Work item:
Below is a set of records. Repeat all of them exactly.

★ ★ ★

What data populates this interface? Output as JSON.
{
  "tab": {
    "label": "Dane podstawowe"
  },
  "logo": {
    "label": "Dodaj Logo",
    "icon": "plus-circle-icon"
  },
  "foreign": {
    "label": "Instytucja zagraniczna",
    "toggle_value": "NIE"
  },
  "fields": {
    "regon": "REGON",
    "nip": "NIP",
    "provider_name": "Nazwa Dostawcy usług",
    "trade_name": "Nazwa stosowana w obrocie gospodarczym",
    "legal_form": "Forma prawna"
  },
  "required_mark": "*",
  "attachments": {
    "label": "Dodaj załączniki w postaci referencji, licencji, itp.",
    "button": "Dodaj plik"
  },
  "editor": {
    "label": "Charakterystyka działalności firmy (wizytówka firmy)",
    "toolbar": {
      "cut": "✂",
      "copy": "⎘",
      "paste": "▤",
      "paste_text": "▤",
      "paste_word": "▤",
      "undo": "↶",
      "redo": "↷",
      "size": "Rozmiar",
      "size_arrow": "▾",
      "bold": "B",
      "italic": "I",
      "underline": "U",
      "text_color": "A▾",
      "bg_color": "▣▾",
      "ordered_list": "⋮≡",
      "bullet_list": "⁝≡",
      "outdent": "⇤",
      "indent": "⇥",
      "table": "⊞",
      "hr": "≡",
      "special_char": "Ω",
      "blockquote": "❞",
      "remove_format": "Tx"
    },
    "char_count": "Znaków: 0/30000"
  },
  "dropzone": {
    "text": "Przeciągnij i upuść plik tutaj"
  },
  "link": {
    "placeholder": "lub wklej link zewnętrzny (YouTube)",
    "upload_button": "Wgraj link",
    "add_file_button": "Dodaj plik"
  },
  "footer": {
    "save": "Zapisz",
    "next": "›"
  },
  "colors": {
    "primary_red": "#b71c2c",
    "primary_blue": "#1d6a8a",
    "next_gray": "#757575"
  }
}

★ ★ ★

Answer to this problem:
What data populates this interface? Output as JSON.
{
  "tab": {
    "label": "Dane podstawowe"
  },
  "logo": {
    "label": "Dodaj Logo",
    "icon": "plus-circle-icon"
  },
  "foreign": {
    "label": "Instytucja zagraniczna",
    "toggle_value": "NIE"
  },
  "fields": {
    "regon": "REGON",
    "nip": "NIP",
    "provider_name": "Nazwa Dostawcy usług",
    "trade_name": "Nazwa stosowana w obrocie gospodarczym",
    "legal_form": "Forma prawna"
  },
  "required_mark": "*",
  "attachments": {
    "label": "Dodaj załączniki w postaci referencji, licencji, itp.",
    "button": "Dodaj plik"
  },
  "editor": {
    "label": "Charakterystyka działalności firmy (wizytówka firmy)",
    "toolbar": {
      "cut": "✂",
      "copy": "⎘",
      "paste": "▤",
      "paste_text": "▤",
      "paste_word": "▤",
      "undo": "↶",
      "redo": "↷",
      "size": "Rozmiar",
      "size_arrow": "▾",
      "bold": "B",
      "italic": "I",
      "underline": "U",
      "text_color": "A▾",
      "bg_color": "▣▾",
      "ordered_list": "⋮≡",
      "bullet_list": "⁝≡",
      "outdent": "⇤",
      "indent": "⇥",
      "table": "⊞",
      "hr": "≡",
      "special_char": "Ω",
      "blockquote": "❞",
      "remove_format": "Tx"
    },
    "char_count": "Znaków: 0/30000"
  },
  "dropzone": {
    "text": "Przeciągnij i upuść plik tutaj"
  },
  "link": {
    "placeholder": "lub wklej link zewnętrzny (YouTube)",
    "upload_button": "Wgraj link",
    "add_file_button": "Dodaj plik"
  },
  "footer": {
    "save": "Zapisz",
    "next": "›"
  },
  "colors": {
    "primary_red": "#b71c2c",
    "primary_blue": "#1d6a8a",
    "next_gray": "#757575"
  }
}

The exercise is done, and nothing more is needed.